I can’t take prescription drugs for sleep or the anxiety produced by not sleeping, because my body recognizes the drug and wants more of it, not a good situation for someone who cherishes her sobriety. For years I used tryptophan, a reliable friend until it was removed from the market early in the ’90s. Then it was Tylenol PM, until it stopped working. Then the psychiatrists introduced me to Seroquel, an anti-psychotic and powerful sleep-inducer. It added 50 pounds to my small frame and raised my cholesterol sky-high, and after five years, I severed my ties to it. From January to April this year, I hardly slept at night despite a pharmacopeia of herbs promising slumber. It was a very hard season.

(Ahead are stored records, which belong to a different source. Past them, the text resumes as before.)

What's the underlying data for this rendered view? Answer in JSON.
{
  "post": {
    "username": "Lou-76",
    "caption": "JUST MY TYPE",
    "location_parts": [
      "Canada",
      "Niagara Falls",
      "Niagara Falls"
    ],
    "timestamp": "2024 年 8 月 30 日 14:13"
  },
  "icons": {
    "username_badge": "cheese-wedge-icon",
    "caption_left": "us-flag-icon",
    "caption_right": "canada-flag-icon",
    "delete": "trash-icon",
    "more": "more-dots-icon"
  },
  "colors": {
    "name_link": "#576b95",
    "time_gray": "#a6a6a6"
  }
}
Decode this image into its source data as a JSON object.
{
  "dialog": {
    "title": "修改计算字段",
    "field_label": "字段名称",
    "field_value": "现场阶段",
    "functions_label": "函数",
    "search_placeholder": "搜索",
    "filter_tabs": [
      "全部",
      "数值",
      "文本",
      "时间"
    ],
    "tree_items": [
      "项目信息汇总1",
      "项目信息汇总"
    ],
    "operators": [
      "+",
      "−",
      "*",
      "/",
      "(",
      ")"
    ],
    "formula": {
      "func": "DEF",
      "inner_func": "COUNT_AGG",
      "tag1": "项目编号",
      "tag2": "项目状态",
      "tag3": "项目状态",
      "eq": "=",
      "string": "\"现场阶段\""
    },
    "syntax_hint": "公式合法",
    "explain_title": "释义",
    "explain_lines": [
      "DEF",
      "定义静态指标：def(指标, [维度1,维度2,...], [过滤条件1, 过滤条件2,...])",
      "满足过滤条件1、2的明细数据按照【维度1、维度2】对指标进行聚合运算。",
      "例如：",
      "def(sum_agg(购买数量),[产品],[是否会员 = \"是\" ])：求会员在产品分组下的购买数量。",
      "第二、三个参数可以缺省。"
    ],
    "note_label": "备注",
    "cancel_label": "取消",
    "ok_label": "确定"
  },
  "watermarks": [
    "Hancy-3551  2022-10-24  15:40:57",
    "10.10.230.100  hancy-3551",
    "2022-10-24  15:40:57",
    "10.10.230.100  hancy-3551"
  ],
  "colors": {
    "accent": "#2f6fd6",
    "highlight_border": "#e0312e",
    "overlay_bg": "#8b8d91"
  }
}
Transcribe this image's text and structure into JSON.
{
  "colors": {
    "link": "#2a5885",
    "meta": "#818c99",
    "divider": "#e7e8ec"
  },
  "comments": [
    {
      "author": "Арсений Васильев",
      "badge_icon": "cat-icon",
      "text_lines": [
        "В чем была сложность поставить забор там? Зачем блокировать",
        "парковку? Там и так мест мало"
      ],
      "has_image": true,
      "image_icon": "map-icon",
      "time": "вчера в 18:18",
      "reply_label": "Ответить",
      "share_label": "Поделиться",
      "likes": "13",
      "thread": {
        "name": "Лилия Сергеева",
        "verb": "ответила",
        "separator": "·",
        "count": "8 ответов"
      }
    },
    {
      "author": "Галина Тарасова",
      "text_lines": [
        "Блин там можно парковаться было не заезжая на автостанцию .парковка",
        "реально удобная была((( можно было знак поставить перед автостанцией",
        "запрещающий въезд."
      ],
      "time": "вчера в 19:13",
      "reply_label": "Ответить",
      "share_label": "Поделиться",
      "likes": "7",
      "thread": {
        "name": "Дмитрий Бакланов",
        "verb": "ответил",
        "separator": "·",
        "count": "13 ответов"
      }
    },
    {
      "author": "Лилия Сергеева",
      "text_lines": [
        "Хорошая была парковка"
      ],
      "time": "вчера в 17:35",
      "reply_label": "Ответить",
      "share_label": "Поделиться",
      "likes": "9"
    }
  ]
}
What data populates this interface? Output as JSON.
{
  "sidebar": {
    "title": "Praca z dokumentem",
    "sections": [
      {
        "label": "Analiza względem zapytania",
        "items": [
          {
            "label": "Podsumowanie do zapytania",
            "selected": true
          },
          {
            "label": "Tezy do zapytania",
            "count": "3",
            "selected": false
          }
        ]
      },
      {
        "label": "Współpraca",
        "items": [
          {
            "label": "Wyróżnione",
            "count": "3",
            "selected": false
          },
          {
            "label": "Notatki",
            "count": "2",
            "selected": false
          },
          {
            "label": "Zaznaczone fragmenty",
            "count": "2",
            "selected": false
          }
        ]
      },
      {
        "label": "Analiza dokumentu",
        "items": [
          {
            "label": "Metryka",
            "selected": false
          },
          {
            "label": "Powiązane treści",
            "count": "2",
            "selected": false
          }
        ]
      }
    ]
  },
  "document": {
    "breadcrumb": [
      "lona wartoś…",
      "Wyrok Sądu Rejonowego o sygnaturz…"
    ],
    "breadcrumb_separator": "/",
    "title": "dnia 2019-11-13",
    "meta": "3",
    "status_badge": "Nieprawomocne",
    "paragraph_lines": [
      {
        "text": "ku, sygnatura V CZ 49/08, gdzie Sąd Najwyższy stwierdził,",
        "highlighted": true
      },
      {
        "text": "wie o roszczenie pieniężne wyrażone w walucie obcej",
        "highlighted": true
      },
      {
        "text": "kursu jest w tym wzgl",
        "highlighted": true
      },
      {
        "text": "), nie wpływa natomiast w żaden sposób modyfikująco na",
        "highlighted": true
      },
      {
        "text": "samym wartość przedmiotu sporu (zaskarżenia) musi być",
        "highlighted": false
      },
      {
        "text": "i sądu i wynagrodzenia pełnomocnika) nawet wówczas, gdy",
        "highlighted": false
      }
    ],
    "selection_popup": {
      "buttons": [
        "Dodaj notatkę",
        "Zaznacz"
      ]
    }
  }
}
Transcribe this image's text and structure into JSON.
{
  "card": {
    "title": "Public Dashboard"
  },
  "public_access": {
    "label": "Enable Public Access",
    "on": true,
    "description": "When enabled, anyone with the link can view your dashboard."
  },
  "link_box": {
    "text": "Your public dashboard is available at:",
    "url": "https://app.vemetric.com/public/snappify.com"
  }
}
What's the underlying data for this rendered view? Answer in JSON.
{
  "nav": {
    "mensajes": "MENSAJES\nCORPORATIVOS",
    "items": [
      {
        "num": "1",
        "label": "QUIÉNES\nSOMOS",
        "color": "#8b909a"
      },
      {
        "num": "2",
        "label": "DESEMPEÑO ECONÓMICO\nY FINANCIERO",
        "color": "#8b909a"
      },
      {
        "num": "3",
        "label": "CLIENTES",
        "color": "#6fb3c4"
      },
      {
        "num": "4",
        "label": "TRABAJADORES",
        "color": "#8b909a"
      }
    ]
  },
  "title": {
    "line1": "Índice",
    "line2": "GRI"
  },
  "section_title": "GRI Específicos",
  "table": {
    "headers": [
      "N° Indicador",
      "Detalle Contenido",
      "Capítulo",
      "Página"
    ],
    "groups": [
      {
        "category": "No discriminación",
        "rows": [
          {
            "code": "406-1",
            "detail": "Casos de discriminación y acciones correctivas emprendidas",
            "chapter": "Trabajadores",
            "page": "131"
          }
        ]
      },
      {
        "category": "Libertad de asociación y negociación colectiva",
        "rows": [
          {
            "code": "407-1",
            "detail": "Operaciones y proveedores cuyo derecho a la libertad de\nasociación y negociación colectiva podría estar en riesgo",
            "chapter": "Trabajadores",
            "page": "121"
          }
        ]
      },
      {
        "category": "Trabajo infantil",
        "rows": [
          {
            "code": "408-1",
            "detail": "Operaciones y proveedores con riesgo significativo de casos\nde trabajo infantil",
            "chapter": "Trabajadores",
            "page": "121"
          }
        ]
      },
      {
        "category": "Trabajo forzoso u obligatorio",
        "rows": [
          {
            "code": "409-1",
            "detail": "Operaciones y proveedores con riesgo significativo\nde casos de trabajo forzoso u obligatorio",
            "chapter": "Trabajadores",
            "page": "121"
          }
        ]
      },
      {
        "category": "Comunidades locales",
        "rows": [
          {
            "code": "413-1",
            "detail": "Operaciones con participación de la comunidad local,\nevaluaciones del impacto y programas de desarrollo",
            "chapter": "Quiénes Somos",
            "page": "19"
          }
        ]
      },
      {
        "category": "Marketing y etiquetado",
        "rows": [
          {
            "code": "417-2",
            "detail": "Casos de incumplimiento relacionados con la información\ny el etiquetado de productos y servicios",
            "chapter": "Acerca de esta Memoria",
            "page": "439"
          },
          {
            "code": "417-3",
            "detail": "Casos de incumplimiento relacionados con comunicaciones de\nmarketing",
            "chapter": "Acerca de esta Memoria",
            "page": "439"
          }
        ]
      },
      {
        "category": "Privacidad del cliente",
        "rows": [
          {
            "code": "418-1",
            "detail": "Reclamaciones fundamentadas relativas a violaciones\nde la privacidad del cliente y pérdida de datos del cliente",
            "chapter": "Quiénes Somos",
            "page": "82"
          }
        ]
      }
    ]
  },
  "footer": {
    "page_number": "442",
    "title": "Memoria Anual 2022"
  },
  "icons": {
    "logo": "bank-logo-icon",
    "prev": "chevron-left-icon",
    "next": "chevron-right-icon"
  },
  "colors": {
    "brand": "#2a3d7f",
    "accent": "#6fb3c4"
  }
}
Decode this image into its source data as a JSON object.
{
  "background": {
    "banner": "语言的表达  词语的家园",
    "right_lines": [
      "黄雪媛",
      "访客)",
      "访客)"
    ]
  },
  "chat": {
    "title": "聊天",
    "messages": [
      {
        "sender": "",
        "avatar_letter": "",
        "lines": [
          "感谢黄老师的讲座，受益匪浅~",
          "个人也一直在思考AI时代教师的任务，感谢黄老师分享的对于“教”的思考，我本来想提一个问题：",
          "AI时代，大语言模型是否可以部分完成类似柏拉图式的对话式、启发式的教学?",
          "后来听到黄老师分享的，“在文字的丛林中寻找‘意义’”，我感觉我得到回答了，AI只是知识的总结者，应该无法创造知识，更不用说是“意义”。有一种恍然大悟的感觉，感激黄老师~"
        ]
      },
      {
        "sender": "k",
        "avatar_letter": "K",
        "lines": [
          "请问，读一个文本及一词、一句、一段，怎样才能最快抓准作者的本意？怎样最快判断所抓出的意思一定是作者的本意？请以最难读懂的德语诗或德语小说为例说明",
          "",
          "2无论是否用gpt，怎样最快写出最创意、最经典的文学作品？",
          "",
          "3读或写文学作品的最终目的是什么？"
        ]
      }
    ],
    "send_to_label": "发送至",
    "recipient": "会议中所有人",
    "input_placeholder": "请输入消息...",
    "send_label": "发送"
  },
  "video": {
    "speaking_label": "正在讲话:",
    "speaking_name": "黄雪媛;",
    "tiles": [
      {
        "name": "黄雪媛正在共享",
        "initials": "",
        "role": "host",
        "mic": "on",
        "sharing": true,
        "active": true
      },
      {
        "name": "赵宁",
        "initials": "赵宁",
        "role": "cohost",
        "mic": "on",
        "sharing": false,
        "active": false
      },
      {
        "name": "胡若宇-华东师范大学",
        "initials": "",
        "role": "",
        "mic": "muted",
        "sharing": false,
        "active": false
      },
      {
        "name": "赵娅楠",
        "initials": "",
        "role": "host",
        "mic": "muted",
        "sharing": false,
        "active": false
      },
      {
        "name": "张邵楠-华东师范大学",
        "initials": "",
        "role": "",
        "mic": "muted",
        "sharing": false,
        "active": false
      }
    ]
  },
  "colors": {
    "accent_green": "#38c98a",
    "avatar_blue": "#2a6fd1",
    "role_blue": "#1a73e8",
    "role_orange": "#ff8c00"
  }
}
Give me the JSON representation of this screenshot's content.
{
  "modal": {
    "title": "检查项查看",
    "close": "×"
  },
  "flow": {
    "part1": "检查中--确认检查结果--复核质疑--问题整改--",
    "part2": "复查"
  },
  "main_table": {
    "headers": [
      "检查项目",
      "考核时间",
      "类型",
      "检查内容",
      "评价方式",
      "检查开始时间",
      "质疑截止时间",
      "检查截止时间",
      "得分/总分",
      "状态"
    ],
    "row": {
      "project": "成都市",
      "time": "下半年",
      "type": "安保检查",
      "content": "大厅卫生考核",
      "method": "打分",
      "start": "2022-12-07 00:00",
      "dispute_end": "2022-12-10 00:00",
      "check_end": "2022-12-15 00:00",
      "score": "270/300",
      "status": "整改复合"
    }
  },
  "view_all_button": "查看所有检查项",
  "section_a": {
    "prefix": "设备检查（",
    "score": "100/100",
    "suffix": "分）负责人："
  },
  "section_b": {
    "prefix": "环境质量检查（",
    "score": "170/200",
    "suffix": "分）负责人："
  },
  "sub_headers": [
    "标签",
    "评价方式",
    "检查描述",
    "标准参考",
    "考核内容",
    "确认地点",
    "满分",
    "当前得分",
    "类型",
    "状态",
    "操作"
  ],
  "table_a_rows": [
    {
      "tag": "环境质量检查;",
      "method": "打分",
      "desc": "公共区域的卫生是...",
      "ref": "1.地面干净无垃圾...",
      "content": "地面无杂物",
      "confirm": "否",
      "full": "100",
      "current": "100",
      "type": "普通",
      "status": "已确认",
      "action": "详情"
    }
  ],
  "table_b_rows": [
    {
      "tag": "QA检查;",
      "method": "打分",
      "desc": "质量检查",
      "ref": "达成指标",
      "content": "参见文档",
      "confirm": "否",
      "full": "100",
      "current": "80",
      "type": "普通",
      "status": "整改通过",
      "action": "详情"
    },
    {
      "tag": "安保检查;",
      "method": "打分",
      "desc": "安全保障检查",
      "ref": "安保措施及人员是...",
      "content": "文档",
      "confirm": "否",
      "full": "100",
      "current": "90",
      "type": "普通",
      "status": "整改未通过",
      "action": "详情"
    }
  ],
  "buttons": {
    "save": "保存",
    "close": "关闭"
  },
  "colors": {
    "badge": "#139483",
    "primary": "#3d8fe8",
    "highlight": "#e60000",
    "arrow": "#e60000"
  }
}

Finally, after lots of research on the web and consultation with my psychiatrist, we changed my depression medication and I started taking mirtazapine, a tetracyclic anti-depressant with few health-threatening side effects. It’s taken almost three months to adjust to its soporific effects. I felt like sleeping all the time, and often simply did. At last, now I can stay awake all day and do the things that a normal person does, and usually I can sleep at night. In my gratitude journal, begun a few months ago at the suggestion of a new AA sponsor, there are lots of references to the joy of sleep, even for an abundance of it.
This week’s Poetry Jam has us humming the tune of insomnia (or, alternatively, odd modes of dress [hm]). Poets have produced lots of good work about insomnia, which is the companion of many people with fine minds. I have a number of poems referring to sleeplessness myself. But here’s a new one.
The moon is a white eye
in a broad blue face
and it peers over the humpbacked hill,
over the giant supine silhouette
of some black, some dozing beast.
I stare right back at it, fierce
as an itch that won’t be quelled.
My house is full of people
tucked in dark rooms.
No one knows
I crouch here on the couch
eyeballing the moon.
Everyone sleeps, safe, secure
like they were last summer
while our old mother and I
fought for her death,
three nights and days that bled
into each other. Tonight
I learn how much I gave her
awake. The moon must know.
Black and blue, the bruised sky
hours later cracks open
slowly for the sun, still
just a thought, or a memory below
that humpbacked hill, coming to heal